Archive for March 18, 2010
Cedar Valley Voices: Iowa Communities Must Work Together To Fix Education
by Gerald Reese
Is there something really wrong with our educational system, or is it a matter of perception? Or is there something wrong with the way we administer our funding? Do we rely too much on tests to measure achievement, whether it is to pass a grade, or to hire a new teacher? Do we have too much top-heavy administration and too many associations trying to invent the better mousetrap? Do we concentrate too much on the better students and too little on the underachievers? Do we need to overhaul the education system every time we elect a new president?
Right now President Obama is calling for a massive overhaul of the system, and to throw billions of dollars at it, as if this is going to improve test scores. Here in Iowa our Association of School Boards is embroiled in controversy involving alleged misuse of funds, etc. While this association has many benefits, it lacks oversight. It seems like public money is too much temptation for some.
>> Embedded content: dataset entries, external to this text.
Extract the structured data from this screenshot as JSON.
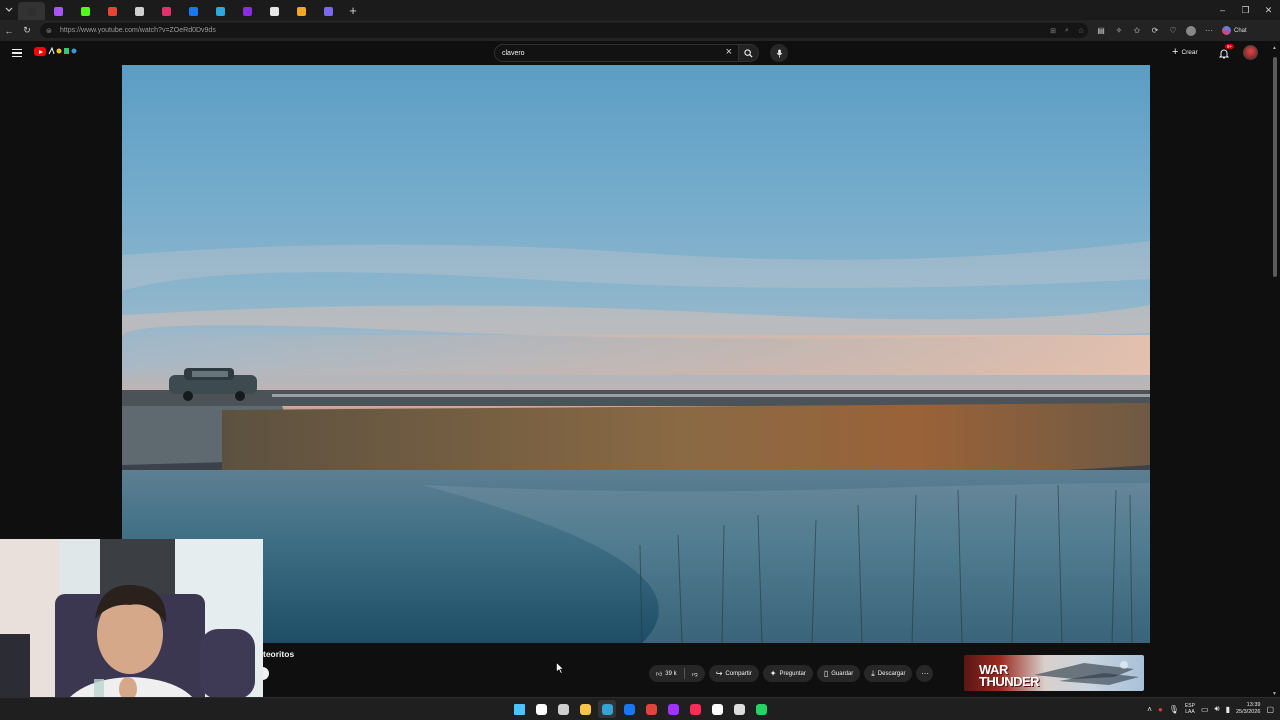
{
  "browser": {
    "tab_list_icon": "chevron-down-icon",
    "tabs": [
      {
        "icon": "speaker-icon",
        "color": "#2f2f2f",
        "active": true
      },
      {
        "icon": "app-icon",
        "color": "#a855f7"
      },
      {
        "icon": "kick-icon",
        "color": "#53fc18"
      },
      {
        "icon": "gmail-icon",
        "color": "#ea4335"
      },
      {
        "icon": "globe-icon",
        "color": "#cfcfcf"
      },
      {
        "icon": "instagram-icon",
        "color": "#e1306c"
      },
      {
        "icon": "facebook-icon",
        "color": "#1877f2"
      },
      {
        "icon": "app-icon",
        "color": "#2aa8e0"
      },
      {
        "icon": "app-icon",
        "color": "#8b2be2"
      },
      {
        "icon": "github-icon",
        "color": "#e6e6e6"
      },
      {
        "icon": "app-icon",
        "color": "#f5a623"
      },
      {
        "icon": "app-icon",
        "color": "#7b68ee"
      }
    ],
    "url": "https://www.youtube.com/watch?v=ZOeRd0Dv9ds",
    "chat_label": "Chat"
  },
  "youtube": {
    "search_query": "clavero",
    "create_label": "Crear",
    "notification_count": "9+",
    "video_title_partial": "teoritos",
    "actions": {
      "like_count": "39 k",
      "share_label": "Compartir",
      "ask_label": "Preguntar",
      "save_label": "Guardar",
      "download_label": "Descargar"
    },
    "ad_text_line1": "WAR",
    "ad_text_line2": "THUNDER"
  },
  "taskbar": {
    "apps": [
      {
        "icon": "windows-start-icon",
        "color": "#4cc2ff"
      },
      {
        "icon": "search-icon",
        "color": "#ffffff"
      },
      {
        "icon": "task-view-icon",
        "color": "#cfcfcf"
      },
      {
        "icon": "file-explorer-icon",
        "color": "#f7c548"
      },
      {
        "icon": "edge-icon",
        "color": "#34a3d6",
        "active": true
      },
      {
        "icon": "facebook-icon",
        "color": "#1877f2"
      },
      {
        "icon": "chrome-icon",
        "color": "#e0443a"
      },
      {
        "icon": "messenger-icon",
        "color": "#a033ff"
      },
      {
        "icon": "tiktok-icon",
        "color": "#ff2d55"
      },
      {
        "icon": "capcut-icon",
        "color": "#ffffff"
      },
      {
        "icon": "app-icon",
        "color": "#dddddd"
      },
      {
        "icon": "whatsapp-icon",
        "color": "#25d366"
      }
    ],
    "language_top": "ESP",
    "language_bottom": "LAA",
    "time": "13:39",
    "date": "25/3/2026"
  }
}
We have 361 school districts that have their own set of administrators and staff. In years past, we had county (99) superintendents that worked well for us. Should we go back to this system simply to save money? We could hire, or retain more teachers with the money saved. Maybe in times of economic distress we would not have to layoff teachers, and increase class size.
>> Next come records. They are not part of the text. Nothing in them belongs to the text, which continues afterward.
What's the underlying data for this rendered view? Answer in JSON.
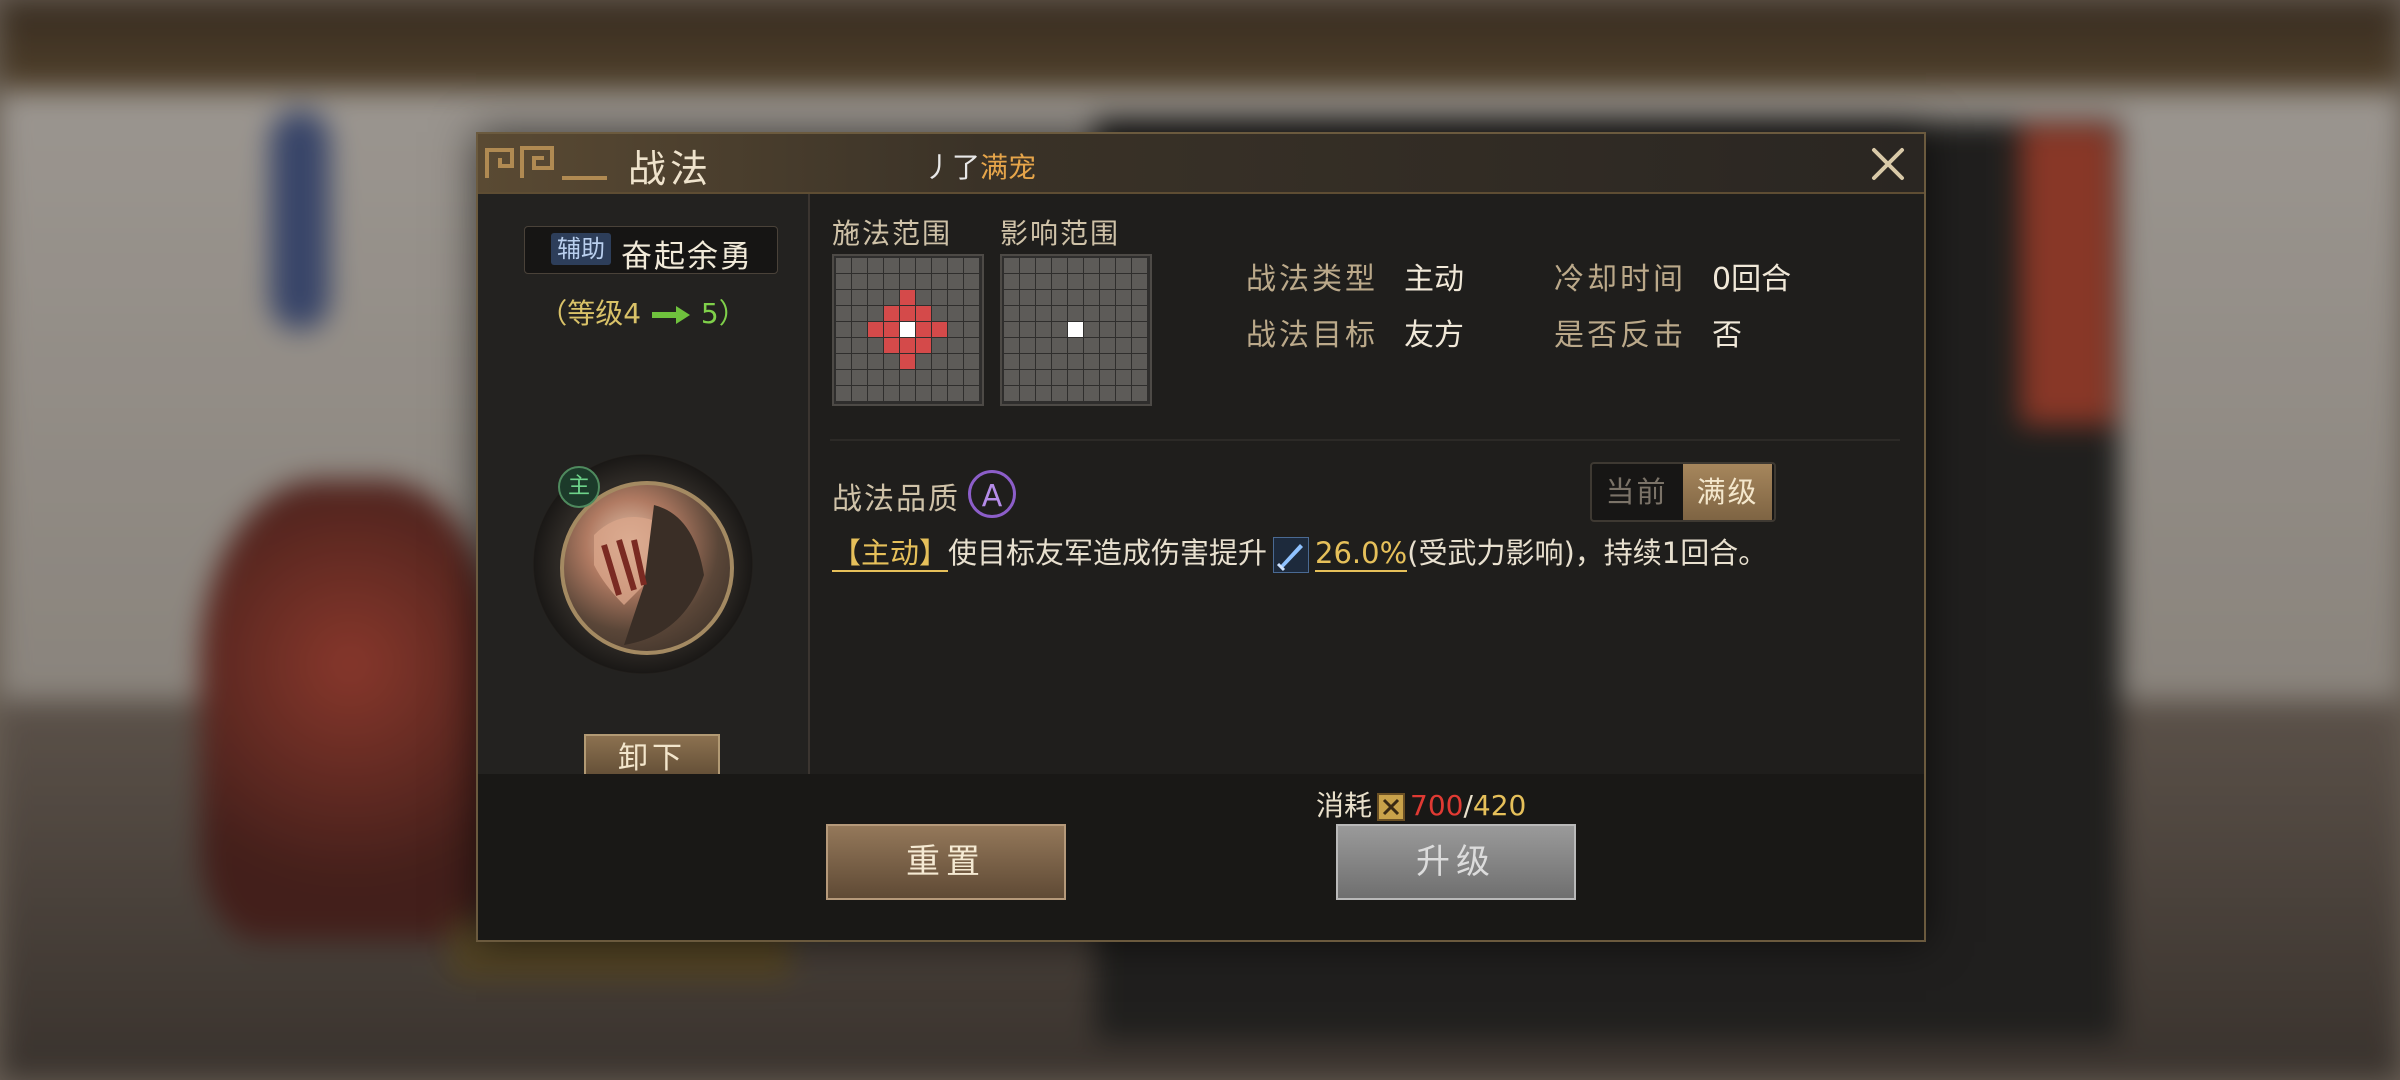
{
  "dialog": {
    "title": "战法",
    "user_prefix": "丿了",
    "user_name": "满宠"
  },
  "skill": {
    "role_badge": "辅助",
    "name": "奋起余勇",
    "level_prefix": "（等级4",
    "level_to": "5）",
    "commander_badge": "主",
    "unequip_label": "卸下"
  },
  "ranges": {
    "cast_label": "施法范围",
    "effect_label": "影响范围"
  },
  "stats": {
    "type_key": "战法类型",
    "type_val": "主动",
    "cooldown_key": "冷却时间",
    "cooldown_val": "0回合",
    "target_key": "战法目标",
    "target_val": "友方",
    "counter_key": "是否反击",
    "counter_val": "否"
  },
  "quality": {
    "label": "战法品质",
    "grade": "A",
    "toggle_current": "当前",
    "toggle_max": "满级"
  },
  "description": {
    "tag": "【主动】",
    "text_a": "使目标友军造成伤害提升",
    "value": "26.0%",
    "text_b": "(受武力影响)，持续1回合。"
  },
  "cost": {
    "label": "消耗",
    "need": "700",
    "sep": "/",
    "have": "420"
  },
  "buttons": {
    "reset": "重置",
    "upgrade": "升级"
  },
  "colors": {
    "accent_gold": "#e6c05a",
    "cost_red": "#e03a33",
    "level_green": "#7fd04a",
    "quality_purple": "#8c5ec9",
    "range_red": "#d44a4a"
  }
}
When economic times are good we go all out for the arts (both preforming and visual) that many students enjoy. These are the classes where students learn who they are in our society, and form a sense of identity. For some, it is a way of making it through another boring day of feeling left out, of losing hope. This past week, students and teachers in Des Moines were protesting cuts in these same classes. And these students are right to expect the same level of educational opportunities as the predecessors. We need to plan ahead to maintain that same level of opportunity, and not overreact to each downward financial condition.
When we cut teachers, and increase class sizes, we are multiplying the number of students in each class that need extra help, and decreasing the amount of time the teacher has to help. Parents may have the means to hire a tutor for their student, which helps that student understand and learn a particular subject. What about those students whose parents or guardians cannot or will not provide the extra tutoring? Not all in our society place the same value on education as the majority. It then falls back onto the community to help those who desperately need help. And it does take the community pulling together to provide a quality education for all of its members.
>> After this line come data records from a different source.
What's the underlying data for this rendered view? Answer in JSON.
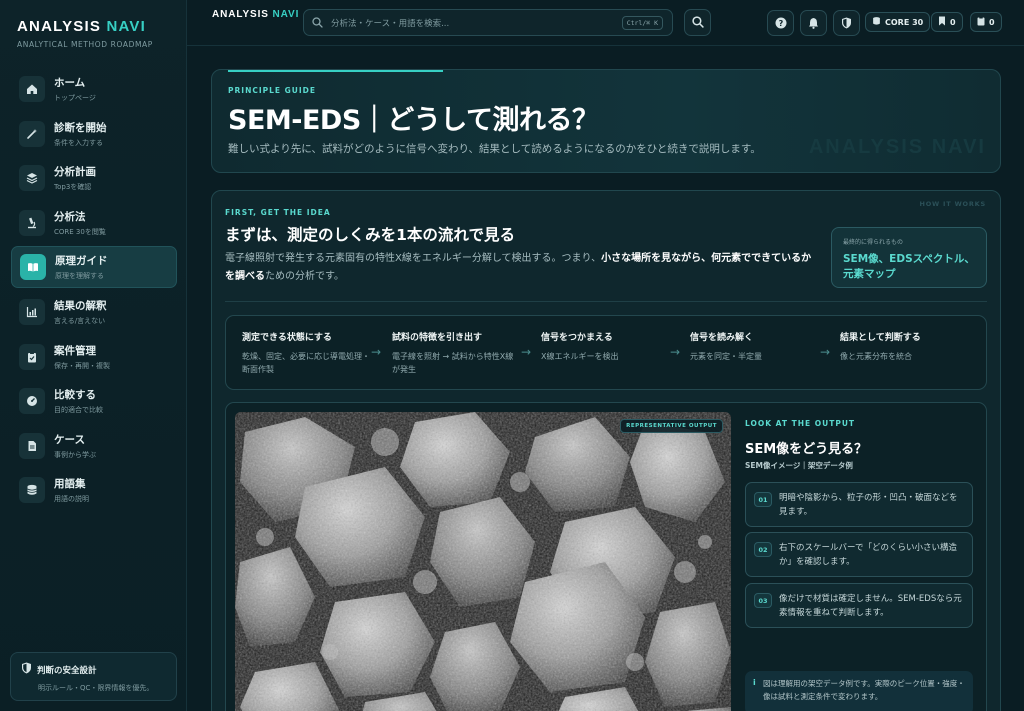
{
  "brand": {
    "name_main": "ANALYSIS",
    "name_accent": "NAVI",
    "subtitle": "ANALYTICAL METHOD ROADMAP"
  },
  "sidebar": {
    "items": [
      {
        "label": "ホーム",
        "sub": "トップページ",
        "icon": "home-icon"
      },
      {
        "label": "診断を開始",
        "sub": "条件を入力する",
        "icon": "wand-icon"
      },
      {
        "label": "分析計画",
        "sub": "Top3を確認",
        "icon": "layers-icon"
      },
      {
        "label": "分析法",
        "sub": "CORE 30を閲覧",
        "icon": "microscope-icon"
      },
      {
        "label": "原理ガイド",
        "sub": "原理を理解する",
        "icon": "book-icon",
        "active": true
      },
      {
        "label": "結果の解釈",
        "sub": "言える/言えない",
        "icon": "chart-icon"
      },
      {
        "label": "案件管理",
        "sub": "保存・再開・複製",
        "icon": "clipboard-icon"
      },
      {
        "label": "比較する",
        "sub": "目的適合で比較",
        "icon": "gauge-icon"
      },
      {
        "label": "ケース",
        "sub": "事例から学ぶ",
        "icon": "document-icon"
      },
      {
        "label": "用語集",
        "sub": "用語の説明",
        "icon": "database-icon"
      }
    ],
    "safety": {
      "title": "判断の安全設計",
      "sub": "明示ルール・QC・限界情報を優先。"
    }
  },
  "topbar": {
    "brand_main": "ANALYSIS",
    "brand_accent": "NAVI",
    "search_placeholder": "分析法・ケース・用語を検索...",
    "shortcut": "Ctrl/⌘ K",
    "core_label": "CORE 30",
    "bookmark_count": "0",
    "clipboard_count": "0"
  },
  "hero": {
    "eyebrow": "PRINCIPLE GUIDE",
    "title": "SEM-EDS｜どうして測れる？",
    "description": "難しい式より先に、試料がどのように信号へ変わり、結果として読めるようになるのかをひと続きで説明します。",
    "watermark": "ANALYSIS NAVI"
  },
  "main": {
    "tag": "HOW IT WORKS",
    "eyebrow": "FIRST, GET THE IDEA",
    "title": "まずは、測定のしくみを1本の流れで見る",
    "desc_1": "電子線照射で発生する元素固有の特性X線をエネルギー分解して検出する。つまり、",
    "desc_bold": "小さな場所を見ながら、何元素でできているかを調べる",
    "desc_2": "ための分析です。",
    "callout_label": "最終的に得られるもの",
    "callout_value": "SEM像、EDSスペクトル、元素マップ",
    "steps": [
      {
        "title": "測定できる状態にする",
        "desc": "乾燥、固定、必要に応じ導電処理・断面作製"
      },
      {
        "title": "試料の特徴を引き出す",
        "desc": "電子線を照射 → 試料から特性X線が発生"
      },
      {
        "title": "信号をつかまえる",
        "desc": "X線エネルギーを検出"
      },
      {
        "title": "信号を読み解く",
        "desc": "元素を同定・半定量"
      },
      {
        "title": "結果として判断する",
        "desc": "像と元素分布を統合"
      }
    ]
  },
  "output": {
    "badge": "REPRESENTATIVE OUTPUT",
    "eyebrow": "LOOK AT THE OUTPUT",
    "title": "SEM像をどう見る？",
    "subtitle": "SEM像イメージ｜架空データ例",
    "points": [
      {
        "num": "01",
        "text": "明暗や陰影から、粒子の形・凹凸・破面などを見ます。"
      },
      {
        "num": "02",
        "text": "右下のスケールバーで「どのくらい小さい構造か」を確認します。"
      },
      {
        "num": "03",
        "text": "像だけで材質は確定しません。SEM-EDSなら元素情報を重ねて判断します。"
      }
    ],
    "note": "図は理解用の架空データ例です。実際のピーク位置・強度・像は試料と測定条件で変わります。"
  },
  "colors": {
    "accent": "#37d0c4",
    "background": "#0a1d23",
    "panel": "#0f272d"
  }
}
What it boils down to, is that the better our society is educated, the healthier society is. Do we need national standards of educational goals, of funding our schools? Declining enrollment in our smaller communities exacerbate the problems inherent with funding per student policies. Less funding leads to cuts, and cuts lead to fewer opportunities for students. It can become a vicious cycle that catches our young people in the middle, and our communities at odds as to a viable solution.
Working together, we can, and will come up with answers.